─── Material provided ───

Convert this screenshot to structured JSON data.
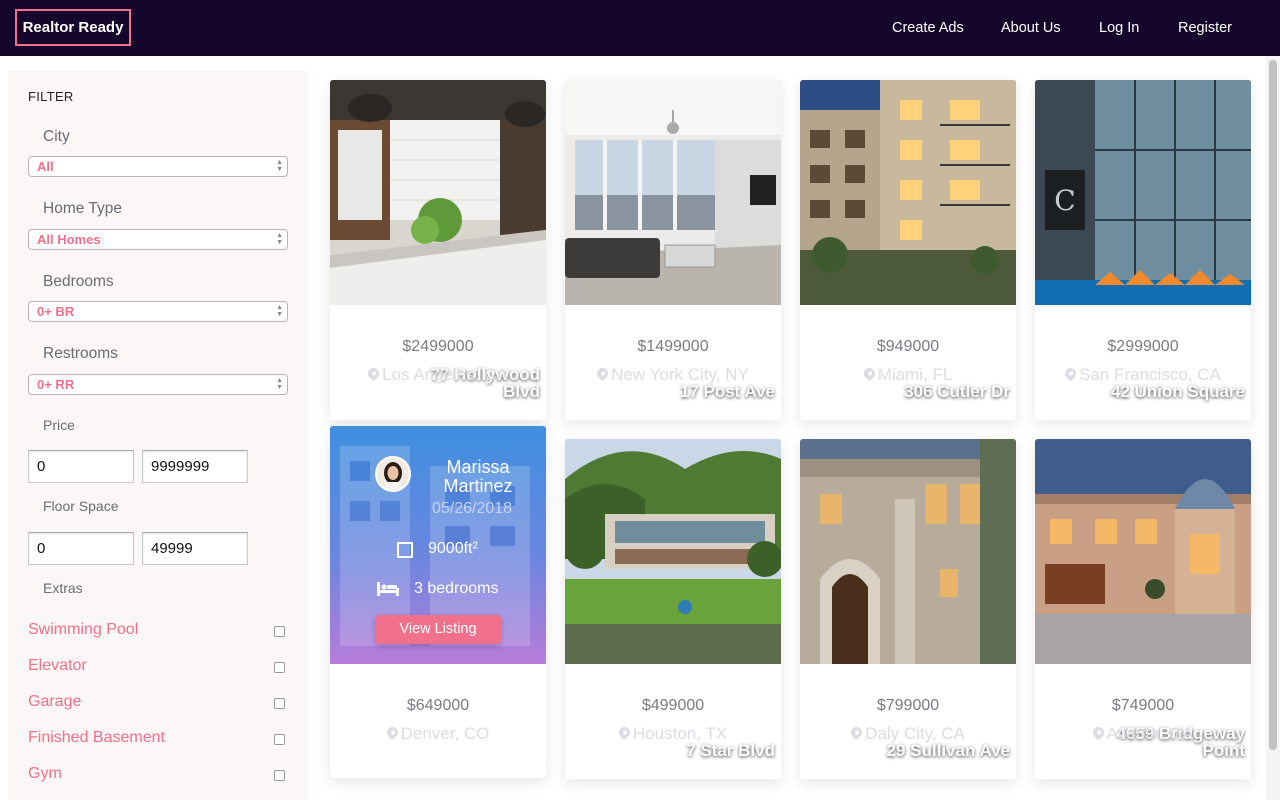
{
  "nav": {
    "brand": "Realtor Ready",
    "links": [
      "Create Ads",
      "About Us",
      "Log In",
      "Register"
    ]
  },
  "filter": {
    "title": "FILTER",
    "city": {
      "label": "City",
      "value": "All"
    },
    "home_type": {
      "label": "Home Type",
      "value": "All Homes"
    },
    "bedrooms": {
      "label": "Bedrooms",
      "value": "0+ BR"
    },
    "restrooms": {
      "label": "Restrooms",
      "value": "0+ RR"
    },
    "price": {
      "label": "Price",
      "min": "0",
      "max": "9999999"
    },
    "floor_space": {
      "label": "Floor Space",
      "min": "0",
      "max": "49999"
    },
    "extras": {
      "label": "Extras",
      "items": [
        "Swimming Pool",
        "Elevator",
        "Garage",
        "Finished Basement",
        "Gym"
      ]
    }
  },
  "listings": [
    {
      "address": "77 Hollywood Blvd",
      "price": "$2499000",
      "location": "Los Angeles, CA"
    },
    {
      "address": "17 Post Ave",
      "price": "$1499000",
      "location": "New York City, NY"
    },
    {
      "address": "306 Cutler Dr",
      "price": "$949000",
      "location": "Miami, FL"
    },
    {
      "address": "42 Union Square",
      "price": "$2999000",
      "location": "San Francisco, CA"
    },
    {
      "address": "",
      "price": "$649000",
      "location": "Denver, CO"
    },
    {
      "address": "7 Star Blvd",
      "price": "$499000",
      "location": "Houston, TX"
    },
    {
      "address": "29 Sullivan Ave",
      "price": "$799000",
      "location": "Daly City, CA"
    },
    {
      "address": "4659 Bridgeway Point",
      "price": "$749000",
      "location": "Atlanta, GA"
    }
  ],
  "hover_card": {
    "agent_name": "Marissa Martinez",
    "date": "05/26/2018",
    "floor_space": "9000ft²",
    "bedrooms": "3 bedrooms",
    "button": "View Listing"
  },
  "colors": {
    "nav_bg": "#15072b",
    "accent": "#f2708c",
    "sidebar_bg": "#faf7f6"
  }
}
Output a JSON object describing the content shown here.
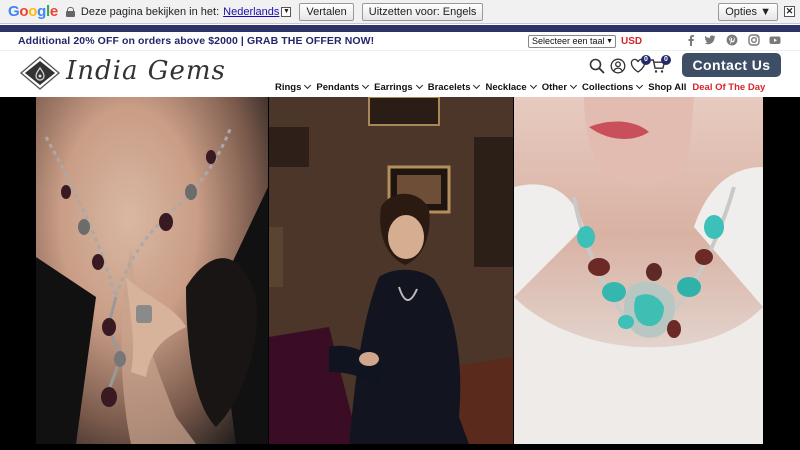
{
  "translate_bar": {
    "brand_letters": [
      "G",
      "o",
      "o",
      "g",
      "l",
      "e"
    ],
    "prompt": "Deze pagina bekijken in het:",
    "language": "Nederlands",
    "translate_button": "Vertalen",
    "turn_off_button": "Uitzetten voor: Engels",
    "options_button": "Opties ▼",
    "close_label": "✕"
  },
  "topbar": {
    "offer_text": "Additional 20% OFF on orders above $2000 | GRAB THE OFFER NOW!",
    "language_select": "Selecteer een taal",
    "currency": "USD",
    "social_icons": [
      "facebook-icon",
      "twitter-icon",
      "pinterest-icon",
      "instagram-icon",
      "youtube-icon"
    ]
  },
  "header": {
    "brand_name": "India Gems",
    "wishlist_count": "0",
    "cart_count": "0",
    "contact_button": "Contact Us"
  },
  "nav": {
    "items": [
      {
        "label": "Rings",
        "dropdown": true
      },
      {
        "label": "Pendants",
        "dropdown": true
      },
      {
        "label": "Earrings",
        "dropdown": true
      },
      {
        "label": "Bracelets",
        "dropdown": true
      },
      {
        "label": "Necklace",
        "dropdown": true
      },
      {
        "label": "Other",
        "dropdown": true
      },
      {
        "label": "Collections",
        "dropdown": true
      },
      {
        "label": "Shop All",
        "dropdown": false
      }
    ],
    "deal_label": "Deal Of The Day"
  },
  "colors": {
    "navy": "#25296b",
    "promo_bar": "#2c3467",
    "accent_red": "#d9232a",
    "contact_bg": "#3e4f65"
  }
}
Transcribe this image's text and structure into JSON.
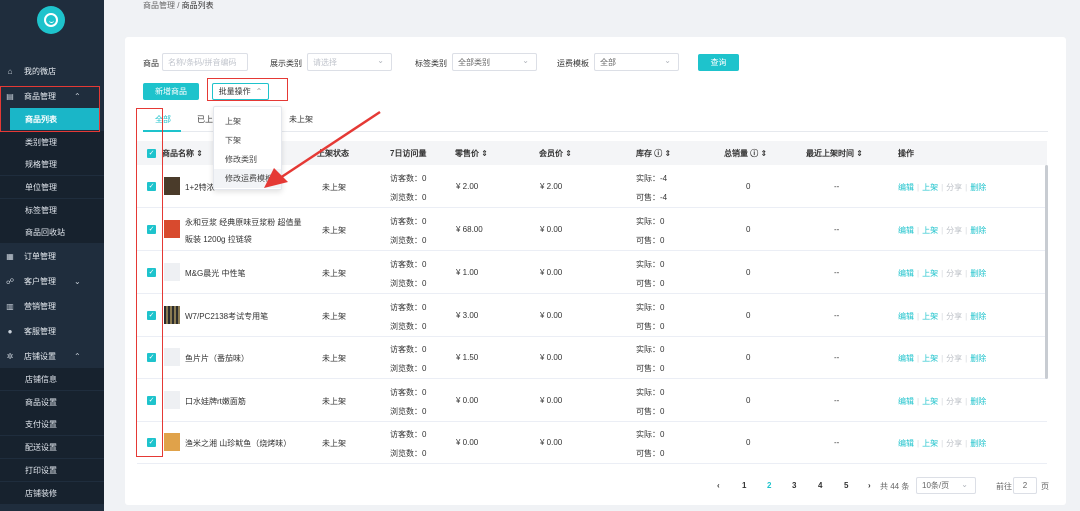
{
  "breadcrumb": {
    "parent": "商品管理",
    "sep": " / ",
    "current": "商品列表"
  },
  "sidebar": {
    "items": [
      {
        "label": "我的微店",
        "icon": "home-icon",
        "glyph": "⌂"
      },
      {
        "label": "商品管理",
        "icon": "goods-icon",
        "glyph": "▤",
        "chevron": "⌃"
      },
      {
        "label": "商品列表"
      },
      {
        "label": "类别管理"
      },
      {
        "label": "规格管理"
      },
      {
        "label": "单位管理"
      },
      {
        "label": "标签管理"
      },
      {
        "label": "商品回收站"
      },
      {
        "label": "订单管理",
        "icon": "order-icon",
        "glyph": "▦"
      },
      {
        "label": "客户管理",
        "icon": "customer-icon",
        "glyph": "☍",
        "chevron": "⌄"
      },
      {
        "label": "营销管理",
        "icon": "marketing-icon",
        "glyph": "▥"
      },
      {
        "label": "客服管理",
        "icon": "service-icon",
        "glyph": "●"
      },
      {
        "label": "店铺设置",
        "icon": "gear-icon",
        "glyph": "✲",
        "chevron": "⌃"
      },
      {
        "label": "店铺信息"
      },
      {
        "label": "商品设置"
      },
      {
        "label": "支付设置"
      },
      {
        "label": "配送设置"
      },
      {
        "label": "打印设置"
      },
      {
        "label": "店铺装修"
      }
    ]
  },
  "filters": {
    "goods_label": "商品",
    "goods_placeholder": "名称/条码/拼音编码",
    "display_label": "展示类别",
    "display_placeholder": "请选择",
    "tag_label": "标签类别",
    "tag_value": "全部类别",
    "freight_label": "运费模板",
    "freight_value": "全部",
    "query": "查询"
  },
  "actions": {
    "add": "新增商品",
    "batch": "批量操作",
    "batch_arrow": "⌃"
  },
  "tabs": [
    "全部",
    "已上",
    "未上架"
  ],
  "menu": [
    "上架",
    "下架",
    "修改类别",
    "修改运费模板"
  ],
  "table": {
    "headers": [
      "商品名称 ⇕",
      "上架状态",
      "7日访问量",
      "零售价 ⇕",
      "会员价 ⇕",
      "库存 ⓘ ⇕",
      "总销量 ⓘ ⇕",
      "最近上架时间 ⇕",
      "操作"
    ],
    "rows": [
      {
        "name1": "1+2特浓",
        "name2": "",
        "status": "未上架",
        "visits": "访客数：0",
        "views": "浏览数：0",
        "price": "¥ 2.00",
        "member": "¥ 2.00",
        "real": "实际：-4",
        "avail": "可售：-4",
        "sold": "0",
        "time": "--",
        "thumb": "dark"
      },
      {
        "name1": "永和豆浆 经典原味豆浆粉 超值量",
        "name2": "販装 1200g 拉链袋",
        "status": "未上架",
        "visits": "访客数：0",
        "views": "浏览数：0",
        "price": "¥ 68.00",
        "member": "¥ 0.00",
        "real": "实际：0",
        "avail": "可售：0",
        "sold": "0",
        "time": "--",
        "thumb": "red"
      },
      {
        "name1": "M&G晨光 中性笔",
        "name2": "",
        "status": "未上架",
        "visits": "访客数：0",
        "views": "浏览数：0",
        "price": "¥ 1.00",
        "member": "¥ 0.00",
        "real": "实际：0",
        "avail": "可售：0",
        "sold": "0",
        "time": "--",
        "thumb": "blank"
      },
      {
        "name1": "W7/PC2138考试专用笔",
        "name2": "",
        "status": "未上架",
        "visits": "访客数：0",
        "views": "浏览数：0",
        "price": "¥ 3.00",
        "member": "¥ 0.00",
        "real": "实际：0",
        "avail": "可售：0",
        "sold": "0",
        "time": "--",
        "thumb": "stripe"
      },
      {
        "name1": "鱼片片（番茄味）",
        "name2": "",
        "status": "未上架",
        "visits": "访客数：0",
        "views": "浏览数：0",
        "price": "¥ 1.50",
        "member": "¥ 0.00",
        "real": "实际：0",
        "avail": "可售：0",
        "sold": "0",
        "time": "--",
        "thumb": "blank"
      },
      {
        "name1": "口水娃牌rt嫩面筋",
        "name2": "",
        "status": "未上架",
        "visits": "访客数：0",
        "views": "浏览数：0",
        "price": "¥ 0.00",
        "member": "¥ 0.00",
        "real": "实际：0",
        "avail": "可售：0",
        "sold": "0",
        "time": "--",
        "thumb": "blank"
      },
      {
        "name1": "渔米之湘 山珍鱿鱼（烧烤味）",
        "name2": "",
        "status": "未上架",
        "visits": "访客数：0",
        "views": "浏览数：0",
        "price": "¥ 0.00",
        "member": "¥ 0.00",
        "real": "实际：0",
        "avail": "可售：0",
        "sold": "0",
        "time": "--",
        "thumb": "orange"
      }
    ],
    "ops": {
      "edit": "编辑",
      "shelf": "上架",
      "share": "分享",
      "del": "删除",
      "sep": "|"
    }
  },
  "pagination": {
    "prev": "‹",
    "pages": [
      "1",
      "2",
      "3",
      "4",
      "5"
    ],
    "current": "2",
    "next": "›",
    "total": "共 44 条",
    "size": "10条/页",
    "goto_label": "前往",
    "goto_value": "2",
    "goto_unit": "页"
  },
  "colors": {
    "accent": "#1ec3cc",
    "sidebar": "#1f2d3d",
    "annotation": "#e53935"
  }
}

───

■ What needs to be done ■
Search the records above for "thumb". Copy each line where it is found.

■ Exercise output ■
        "thumb": "dark"
        "thumb": "red"
        "thumb": "blank"
        "thumb": "stripe"
        "thumb": "blank"
        "thumb": "blank"
        "thumb": "orange"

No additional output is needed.